(Items from an interface collection)
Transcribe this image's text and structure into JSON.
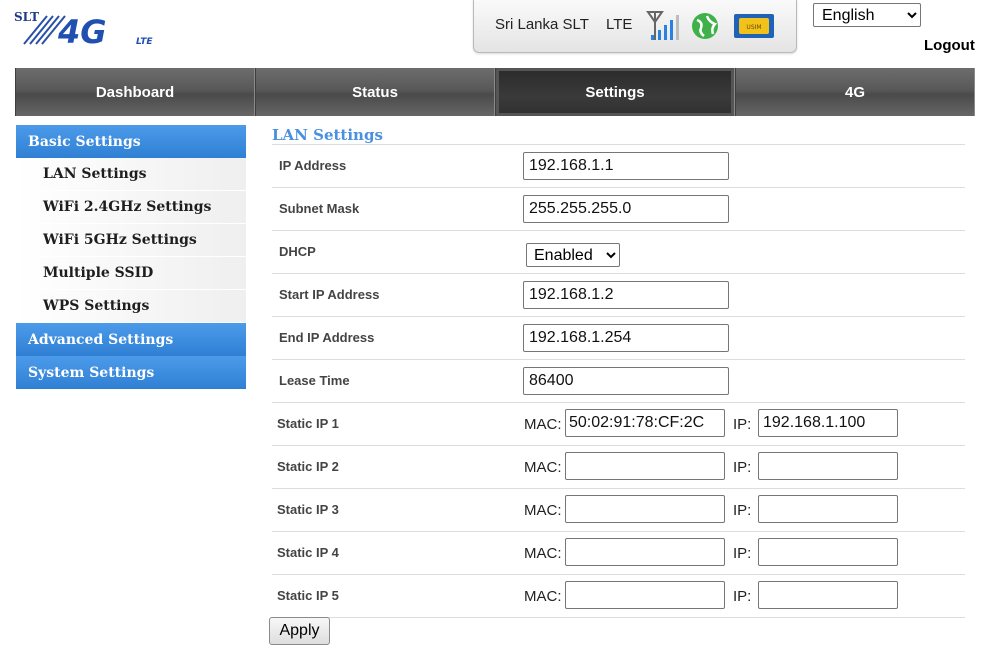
{
  "brand": {
    "logo_small": "SLT",
    "logo_big": "4G",
    "logo_sub": "LTE"
  },
  "status": {
    "carrier": "Sri Lanka SLT",
    "network": "LTE",
    "signal_bars": 4,
    "sim_label": "USIM"
  },
  "header": {
    "language": "English",
    "language_options": [
      "English"
    ],
    "logout": "Logout"
  },
  "nav": {
    "tabs": [
      "Dashboard",
      "Status",
      "Settings",
      "4G"
    ],
    "active": "Settings"
  },
  "sidebar": {
    "basic": "Basic Settings",
    "items": [
      "LAN Settings",
      "WiFi 2.4GHz Settings",
      "WiFi 5GHz Settings",
      "Multiple SSID",
      "WPS Settings"
    ],
    "advanced": "Advanced Settings",
    "system": "System Settings"
  },
  "lan": {
    "title": "LAN Settings",
    "ip_address": {
      "label": "IP Address",
      "value": "192.168.1.1"
    },
    "subnet_mask": {
      "label": "Subnet Mask",
      "value": "255.255.255.0"
    },
    "dhcp": {
      "label": "DHCP",
      "value": "Enabled",
      "options": [
        "Enabled"
      ]
    },
    "start_ip": {
      "label": "Start IP Address",
      "value": "192.168.1.2"
    },
    "end_ip": {
      "label": "End IP Address",
      "value": "192.168.1.254"
    },
    "lease_time": {
      "label": "Lease Time",
      "value": "86400"
    },
    "mac_label": "MAC:",
    "ip_label": "IP:",
    "static": [
      {
        "label": "Static IP 1",
        "mac": "50:02:91:78:CF:2C",
        "ip": "192.168.1.100"
      },
      {
        "label": "Static IP 2",
        "mac": "",
        "ip": ""
      },
      {
        "label": "Static IP 3",
        "mac": "",
        "ip": ""
      },
      {
        "label": "Static IP 4",
        "mac": "",
        "ip": ""
      },
      {
        "label": "Static IP 5",
        "mac": "",
        "ip": ""
      }
    ],
    "apply": "Apply"
  },
  "colors": {
    "accent": "#4a90e2",
    "sidebar_head": "#3a8ae0",
    "nav": "#5a5a5a",
    "nav_active": "#2e2e2e"
  }
}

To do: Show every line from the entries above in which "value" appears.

Answer area:
      "value": "192.168.1.1"
      "value": "255.255.255.0"
      "value": "Enabled",
      "value": "192.168.1.2"
      "value": "192.168.1.254"
      "value": "86400"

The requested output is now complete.